This is the 51st anniversary of Israel’s 1967 war against Egypt, Syria, Jordan, and the Palestinians. The so-called Six-Day War began the occupation of the West Bank, East Jerusalem, Gaza Strip, Golan Heights, and Sinai peninsula, which was eventually relinquished by Israel. It also continued the ethnic cleansing of Palestine that began around 1948.
After more than half a century, should we continue to call this an occupation? Israel has annexed the West Bank, Golan Heights, and East Jerusalem for those the state regards as Jews. The Gaza Strip is a prison camp into the which the guards do not go, preferring to gun down protesting prisoners and medics from a safe distance outside the fence while the authorities fully control the ingress and egress of people and goods like building materials, medicines, and other vital things. Every so often the Israeli Air Force bombs Gaza to smithereens.
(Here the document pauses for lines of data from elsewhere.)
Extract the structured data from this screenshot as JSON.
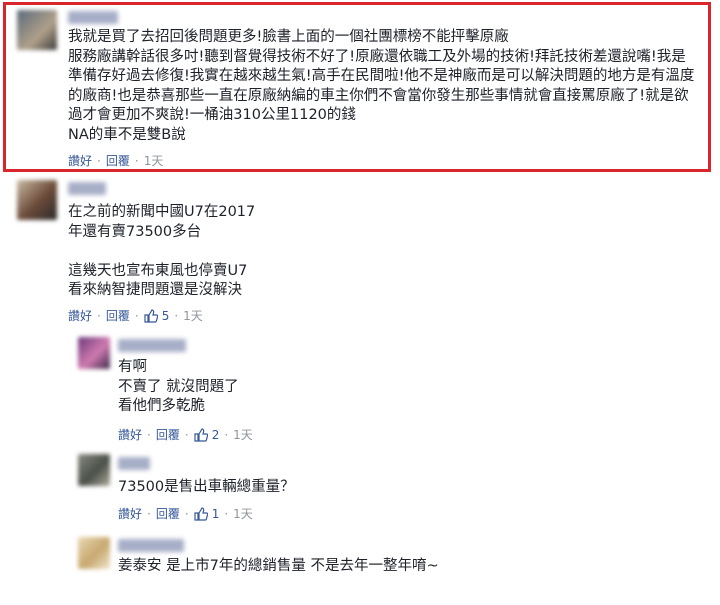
{
  "comments": [
    {
      "text": "我就是買了去招回後問題更多!臉書上面的一個社團標榜不能抨擊原廠\n服務廠講幹話很多吋!聽到督覺得技術不好了!原廠還依職工及外場的技術!拜託技術差還說嘴!我是準備存好過去修復!我實在越來越生氣!高手在民間啦!他不是神廠而是可以解決問題的地方是有溫度的廠商!也是恭喜那些一直在原廠納編的車主你們不會當你發生那些事情就會直接罵原廠了!就是欲過才會更加不爽說!一桶油310公里1120的錢\nNA的車不是雙B說",
      "like": "讚好",
      "reply": "回覆",
      "time": "1天"
    },
    {
      "text": "在之前的新聞中國U7在2017\n年還有賣73500多台\n\n這幾天也宣布東風也停賣U7\n看來納智捷問題還是沒解決",
      "like": "讚好",
      "reply": "回覆",
      "likes_count": "5",
      "time": "1天"
    },
    {
      "text": "有啊\n不賣了 就沒問題了\n看他們多乾脆",
      "like": "讚好",
      "reply": "回覆",
      "likes_count": "2",
      "time": "1天"
    },
    {
      "text": "73500是售出車輛總重量？",
      "like": "讚好",
      "reply": "回覆",
      "likes_count": "1",
      "time": "1天"
    },
    {
      "text": "姜泰安 是上市7年的總銷售量 不是去年一整年唷~"
    }
  ],
  "colors": {
    "highlight": "#d9262c",
    "link": "#365899",
    "muted": "#90949c"
  }
}
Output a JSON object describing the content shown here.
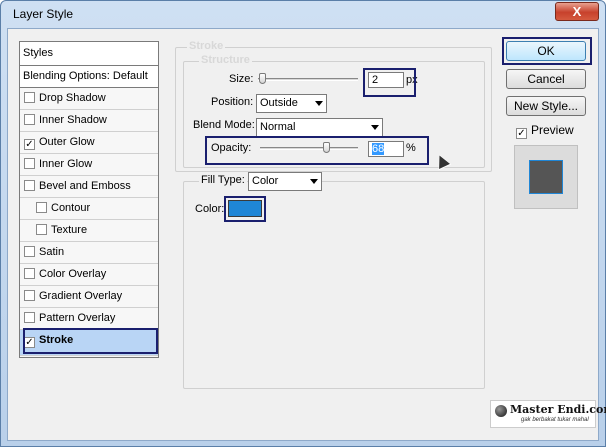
{
  "window": {
    "title": "Layer Style",
    "close_label": "X"
  },
  "styles_panel": {
    "header": "Styles",
    "blending_options": "Blending Options: Default",
    "items": [
      {
        "label": "Drop Shadow",
        "checked": false,
        "mark": ""
      },
      {
        "label": "Inner Shadow",
        "checked": false,
        "mark": ""
      },
      {
        "label": "Outer Glow",
        "checked": true,
        "mark": "✓"
      },
      {
        "label": "Inner Glow",
        "checked": false,
        "mark": ""
      },
      {
        "label": "Bevel and Emboss",
        "checked": false,
        "mark": ""
      },
      {
        "label": "Contour",
        "checked": false,
        "mark": ""
      },
      {
        "label": "Texture",
        "checked": false,
        "mark": ""
      },
      {
        "label": "Satin",
        "checked": false,
        "mark": ""
      },
      {
        "label": "Color Overlay",
        "checked": false,
        "mark": ""
      },
      {
        "label": "Gradient Overlay",
        "checked": false,
        "mark": ""
      },
      {
        "label": "Pattern Overlay",
        "checked": false,
        "mark": ""
      },
      {
        "label": "Stroke",
        "checked": true,
        "mark": "✓"
      }
    ]
  },
  "stroke": {
    "group_title": "Stroke",
    "structure_title": "Structure",
    "size_label": "Size:",
    "size_value": "2",
    "size_unit": "px",
    "position_label": "Position:",
    "position_value": "Outside",
    "blend_mode_label": "Blend Mode:",
    "blend_mode_value": "Normal",
    "opacity_label": "Opacity:",
    "opacity_value": "68",
    "opacity_unit": "%",
    "fill_type_label": "Fill Type:",
    "fill_type_value": "Color",
    "color_label": "Color:",
    "color_value": "#1f86d6"
  },
  "buttons": {
    "ok": "OK",
    "cancel": "Cancel",
    "new_style": "New Style...",
    "preview": "Preview",
    "preview_mark": "✓"
  },
  "watermark": {
    "name": "Master Endi.com",
    "tagline": "gak berbakat tukar mahal"
  }
}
Contrary to popular myth, it was not a defensive war on Israel’s part. The top Israeli political and military leaders knew there was no existential threat to the country. For one thing, the leading Arab power, Egypt under President Nasser, was embroiled in a civil war in Yemen, not an opportune time to start a war with Israel.
But rather than rehearse the facts, I list here some pertinent articles I published in the early 1990s.
Sheldon Richman is the executive editor of The Libertarian Institute, senior fellow and chair of the trustees of the Center for a Stateless Society, and a contributing editor at Antiwar.com. He is the former senior editor at the Cato Institute and Institute for Humane Studies, former editor of The Freeman, published by the Foundation for Economic Education, and former vice president at the Future of Freedom Foundation. His latest book isAmerica’s Counter-Revolution: The Constitution Revisited.